> _TASK INPUTS_
-=-=-=-=-

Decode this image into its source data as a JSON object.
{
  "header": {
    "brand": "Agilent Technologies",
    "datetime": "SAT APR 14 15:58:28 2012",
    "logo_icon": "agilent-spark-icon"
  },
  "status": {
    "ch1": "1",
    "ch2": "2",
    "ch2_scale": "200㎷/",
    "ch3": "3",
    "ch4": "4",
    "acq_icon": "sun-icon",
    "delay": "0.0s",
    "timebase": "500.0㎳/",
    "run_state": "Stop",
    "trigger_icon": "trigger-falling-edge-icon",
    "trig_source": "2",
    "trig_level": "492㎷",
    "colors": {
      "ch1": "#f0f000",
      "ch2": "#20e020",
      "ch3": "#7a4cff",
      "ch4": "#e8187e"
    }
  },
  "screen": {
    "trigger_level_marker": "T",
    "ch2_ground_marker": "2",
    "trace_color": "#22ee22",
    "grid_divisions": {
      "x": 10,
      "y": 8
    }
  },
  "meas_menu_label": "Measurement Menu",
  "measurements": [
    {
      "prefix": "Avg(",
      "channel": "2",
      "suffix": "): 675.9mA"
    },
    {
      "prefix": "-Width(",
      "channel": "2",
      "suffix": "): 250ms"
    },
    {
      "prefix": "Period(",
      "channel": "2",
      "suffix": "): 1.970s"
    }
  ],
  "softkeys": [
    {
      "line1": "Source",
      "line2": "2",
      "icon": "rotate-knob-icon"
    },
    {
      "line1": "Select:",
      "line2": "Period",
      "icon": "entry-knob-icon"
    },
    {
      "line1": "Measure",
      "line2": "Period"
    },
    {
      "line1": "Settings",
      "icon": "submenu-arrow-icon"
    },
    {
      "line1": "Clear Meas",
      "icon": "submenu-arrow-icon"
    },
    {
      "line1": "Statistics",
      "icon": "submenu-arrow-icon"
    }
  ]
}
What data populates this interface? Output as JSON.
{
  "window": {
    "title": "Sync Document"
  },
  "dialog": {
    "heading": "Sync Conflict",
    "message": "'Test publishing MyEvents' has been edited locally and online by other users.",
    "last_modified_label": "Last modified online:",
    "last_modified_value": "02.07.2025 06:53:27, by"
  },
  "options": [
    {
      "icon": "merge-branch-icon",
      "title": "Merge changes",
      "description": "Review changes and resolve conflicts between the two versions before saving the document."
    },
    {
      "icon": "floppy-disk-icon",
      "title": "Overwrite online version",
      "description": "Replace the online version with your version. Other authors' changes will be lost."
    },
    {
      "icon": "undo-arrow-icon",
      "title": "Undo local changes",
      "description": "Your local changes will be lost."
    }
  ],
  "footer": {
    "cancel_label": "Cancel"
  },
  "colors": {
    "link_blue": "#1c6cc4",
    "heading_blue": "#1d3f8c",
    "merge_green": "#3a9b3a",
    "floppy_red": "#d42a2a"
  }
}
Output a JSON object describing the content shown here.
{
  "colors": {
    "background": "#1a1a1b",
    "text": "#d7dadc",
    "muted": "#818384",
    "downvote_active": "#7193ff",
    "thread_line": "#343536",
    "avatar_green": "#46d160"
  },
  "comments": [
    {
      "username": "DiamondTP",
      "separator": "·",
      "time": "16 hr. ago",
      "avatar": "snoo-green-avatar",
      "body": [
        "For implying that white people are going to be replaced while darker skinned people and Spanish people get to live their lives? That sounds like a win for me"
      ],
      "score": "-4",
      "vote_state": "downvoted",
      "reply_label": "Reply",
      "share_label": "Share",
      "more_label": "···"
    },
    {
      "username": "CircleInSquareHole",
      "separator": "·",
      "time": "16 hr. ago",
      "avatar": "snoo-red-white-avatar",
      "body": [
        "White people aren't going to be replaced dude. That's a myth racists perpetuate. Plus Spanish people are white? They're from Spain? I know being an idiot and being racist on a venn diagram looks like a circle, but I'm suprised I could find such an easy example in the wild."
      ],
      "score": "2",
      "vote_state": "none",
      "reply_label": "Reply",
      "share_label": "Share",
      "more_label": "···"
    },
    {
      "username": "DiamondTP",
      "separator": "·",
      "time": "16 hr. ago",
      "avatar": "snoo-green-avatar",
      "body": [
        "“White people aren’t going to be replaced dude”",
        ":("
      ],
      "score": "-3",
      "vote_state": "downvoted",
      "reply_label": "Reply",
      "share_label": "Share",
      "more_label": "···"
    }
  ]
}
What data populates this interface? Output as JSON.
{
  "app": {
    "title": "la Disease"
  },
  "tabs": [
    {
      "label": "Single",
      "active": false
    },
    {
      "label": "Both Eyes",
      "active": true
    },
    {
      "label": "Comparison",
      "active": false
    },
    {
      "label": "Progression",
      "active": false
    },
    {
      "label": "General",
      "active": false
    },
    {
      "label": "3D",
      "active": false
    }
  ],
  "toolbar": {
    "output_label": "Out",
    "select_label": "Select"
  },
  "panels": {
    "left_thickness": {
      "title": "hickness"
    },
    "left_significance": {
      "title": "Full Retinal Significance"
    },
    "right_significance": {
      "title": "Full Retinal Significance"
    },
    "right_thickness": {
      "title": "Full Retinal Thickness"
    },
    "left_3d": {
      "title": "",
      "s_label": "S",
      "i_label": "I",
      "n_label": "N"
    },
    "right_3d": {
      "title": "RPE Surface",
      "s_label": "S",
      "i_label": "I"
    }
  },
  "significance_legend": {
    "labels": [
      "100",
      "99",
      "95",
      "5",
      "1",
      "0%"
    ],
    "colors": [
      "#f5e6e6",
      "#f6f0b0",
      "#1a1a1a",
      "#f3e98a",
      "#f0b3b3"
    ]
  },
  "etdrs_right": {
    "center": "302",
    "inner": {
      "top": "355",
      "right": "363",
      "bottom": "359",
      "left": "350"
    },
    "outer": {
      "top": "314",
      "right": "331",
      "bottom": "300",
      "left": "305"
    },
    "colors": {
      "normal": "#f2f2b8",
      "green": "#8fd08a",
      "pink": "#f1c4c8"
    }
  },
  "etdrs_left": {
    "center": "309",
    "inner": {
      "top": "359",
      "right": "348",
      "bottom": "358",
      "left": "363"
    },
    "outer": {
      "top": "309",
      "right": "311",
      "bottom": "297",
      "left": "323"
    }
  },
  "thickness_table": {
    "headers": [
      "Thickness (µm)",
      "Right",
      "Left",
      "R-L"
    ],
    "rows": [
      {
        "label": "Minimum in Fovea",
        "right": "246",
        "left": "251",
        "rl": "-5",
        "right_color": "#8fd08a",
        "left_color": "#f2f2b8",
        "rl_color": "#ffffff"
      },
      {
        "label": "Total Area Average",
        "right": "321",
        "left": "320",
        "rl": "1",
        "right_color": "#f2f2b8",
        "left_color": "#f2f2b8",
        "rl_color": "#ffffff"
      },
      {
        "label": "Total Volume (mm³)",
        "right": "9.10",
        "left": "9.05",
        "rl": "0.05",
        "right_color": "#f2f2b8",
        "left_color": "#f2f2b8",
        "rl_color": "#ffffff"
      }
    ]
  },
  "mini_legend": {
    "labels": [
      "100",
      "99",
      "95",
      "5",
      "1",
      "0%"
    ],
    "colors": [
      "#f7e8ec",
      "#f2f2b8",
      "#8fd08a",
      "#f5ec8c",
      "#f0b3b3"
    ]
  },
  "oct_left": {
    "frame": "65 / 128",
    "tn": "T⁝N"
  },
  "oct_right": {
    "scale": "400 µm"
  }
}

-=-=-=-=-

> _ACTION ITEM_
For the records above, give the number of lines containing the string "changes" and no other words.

> _SOLUTION FOR THIS PROBLEM_
5